Pyron, R.A., et al. (2010) The phylogeny of advanced snakes (Colubroidea), with discovery of a new subfamily and comparison of support methods for likelihood trees. Mol. Phylogenet. Evol. (2010), doi:10.1016/j.ympev.2010.11.006
Lee, Michael S. Y.; Andrew F. Hugall, Robin Lawson & John D. Scanlon (2007)
Phylogeny of snakes (Serpentes): combining morphological and molecular data in likelihood, Bayesian and parsimony analyses.
Systematics and Biodiversity 5 (4): 371–389
Vidal, N., Delmas, A.S., David, P., Cruaud, C., Couloux, A., Hedges, S.B. (2007). The phylogeny and classification of caenophidian snakes inferred from seven nuclear protein-coding genes. Comptes Rendus Biologies 330: 182-187
Vidal et al. (2007) The higher-level relationships of alethinophidian snakes inferred from seven nuclear and mitochondrial genes.
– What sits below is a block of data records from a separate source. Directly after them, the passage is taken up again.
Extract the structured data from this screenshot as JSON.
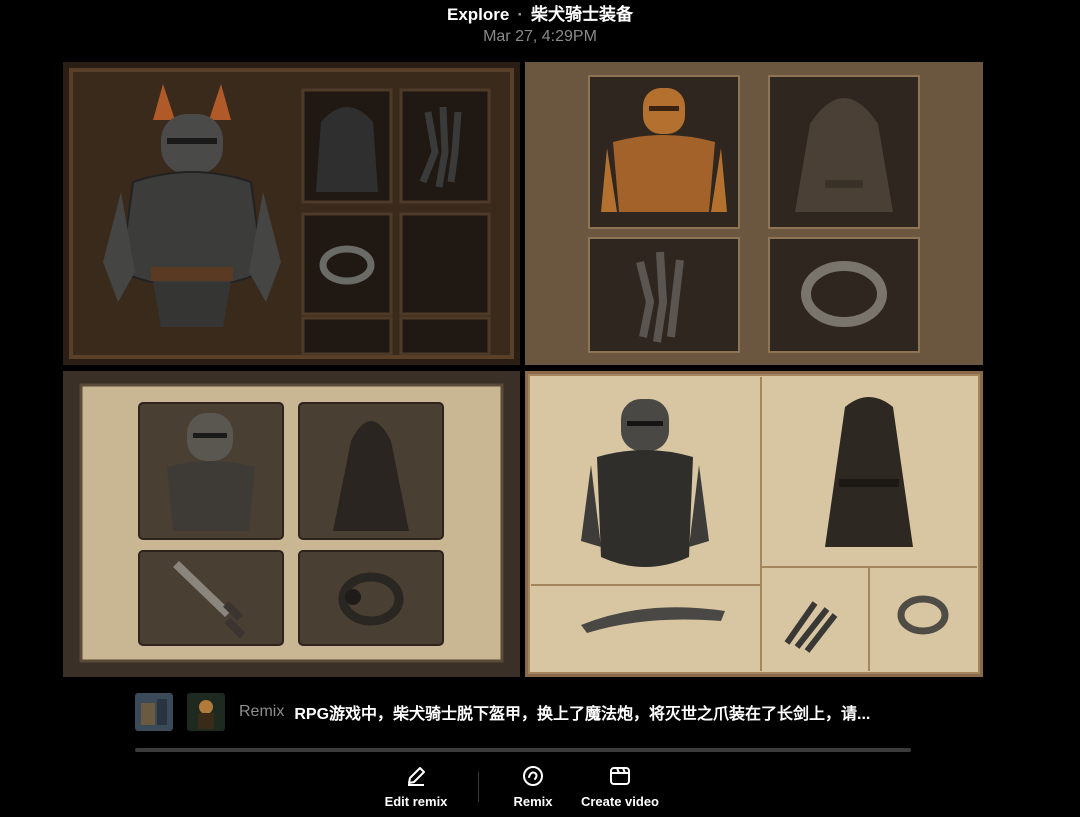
{
  "header": {
    "title": "Explore",
    "separator": "·",
    "subtitle": "柴犬骑士装备",
    "date": "Mar 27, 4:29PM"
  },
  "gallery": {
    "panels": [
      {
        "items": [
          "armor",
          "cloak",
          "claw",
          "ring"
        ]
      },
      {
        "items": [
          "armor",
          "robe",
          "claw",
          "ring"
        ]
      },
      {
        "items": [
          "armor",
          "cloak",
          "sword",
          "ring"
        ]
      },
      {
        "items": [
          "armor",
          "robe",
          "blade",
          "claw",
          "ring"
        ]
      }
    ]
  },
  "caption": {
    "remix_label": "Remix",
    "prompt": "RPG游戏中，柴犬骑士脱下盔甲，换上了魔法炮，将灭世之爪装在了长剑上，请..."
  },
  "actions": {
    "edit_remix": "Edit remix",
    "remix": "Remix",
    "create_video": "Create video"
  },
  "icons": {
    "edit": "pencil-icon",
    "remix": "remix-icon",
    "video": "video-icon"
  },
  "colors": {
    "background": "#000000",
    "muted_text": "#8a8a8a",
    "progress_track": "#3b3b3b"
  }
}
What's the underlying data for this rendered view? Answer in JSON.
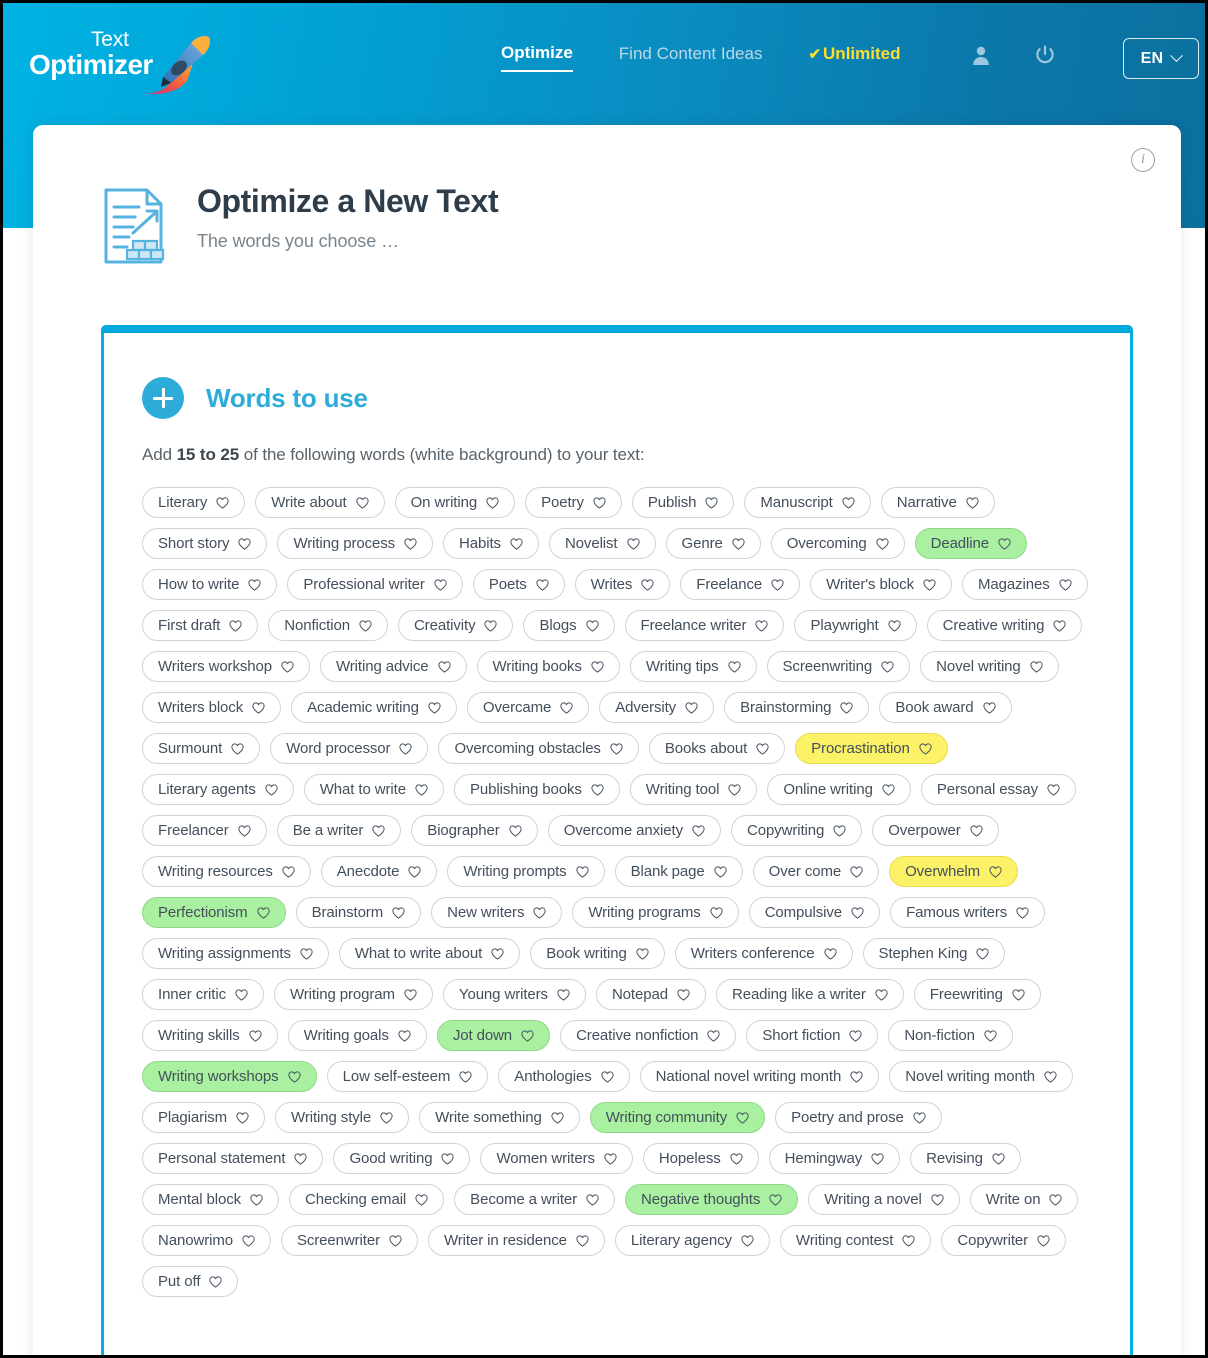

In: Henderson, R.W., Powell, R., (eds). Biology of the Boas and Pythons, Eagle Mountain Publ., Eagle Montain, Utah. Pp. 27-33.
Vidal et al. (2005, 2007) and other authors suggested various conflicting trees of different topology. While some trees revealed some interesting relationships, such as the Anguidae forming a clade with the Helodermatidae and Varanidae (forming the Anguimorpha), they often lacked certain families (such as the Anniellidae, Xenosauridae etc.).
 Kelly et al. (2009) split the superfamily Elapoidea into 5 families: Atractaspididae (including Atractaspidinae and Aparallactinae), Lamprophiidae, Prosymnidae, Psammophiidae, Pseudaspididae, Pseudoxyrhophiidae (including Pseudoxyrhophiinae and Amplorhininae). While we follow Pyron et al. (2010) here, you can find Kelly's largely equivalent groups (e.g. their Atractaspididae) in the database (as Atractaspidinae etc).
Kelly, Christopher M. R.; Nigel P. Barker, Martin H. Villet and Donald G. Broadley 2009
PHYLOGENY, BIOGEOGRAPHY AND CLASSIFICATION OF THE SNAKE SUPERFAMILY ELAPOIDEA: A RAPID RADIATION IN THE LATE EOCENE.
Cladistics 25: 38-63
 Crocodiles: Willis 2009 used an intron sequence to show a separate clade that includes Melanosuchus, Caiman, and Paleosuchus and may be called the Caimanidae:
Willis, Ray E. 2009
Transthyretin gene (TTR) intron 1 elucidates crocodylian phylogenetic relationships.
Molecular Phylogenetics and Evolution 53 (3): 1049-1054
Man et al. (2011) suggested to divide the crocodiles into 2 families, Alligatoridae (genera Alligator, Caiman, and Paleosuchus) and Crocodylidae (genera Crocodylus, Gavialis, Mecistops, Osteolaemus, and Tomistoma).
Man, Zhang; Wang Yishu, Yan Peng & Wu Xiaobing 2011
Crocodilian phylogeny inferred from twelve mitochondrial protein-coding genes, with new complete mitochondrial genomic sequences for Crocodylus acutus and Crocodylus novaeguineae.
Molecular Phylogenetics and Evolution 60: 62–67, doi:10.1016/j.ympev.2011.03.029.
For further taxonomic references on higher taxa see family pages or follow links to phylogeny pages.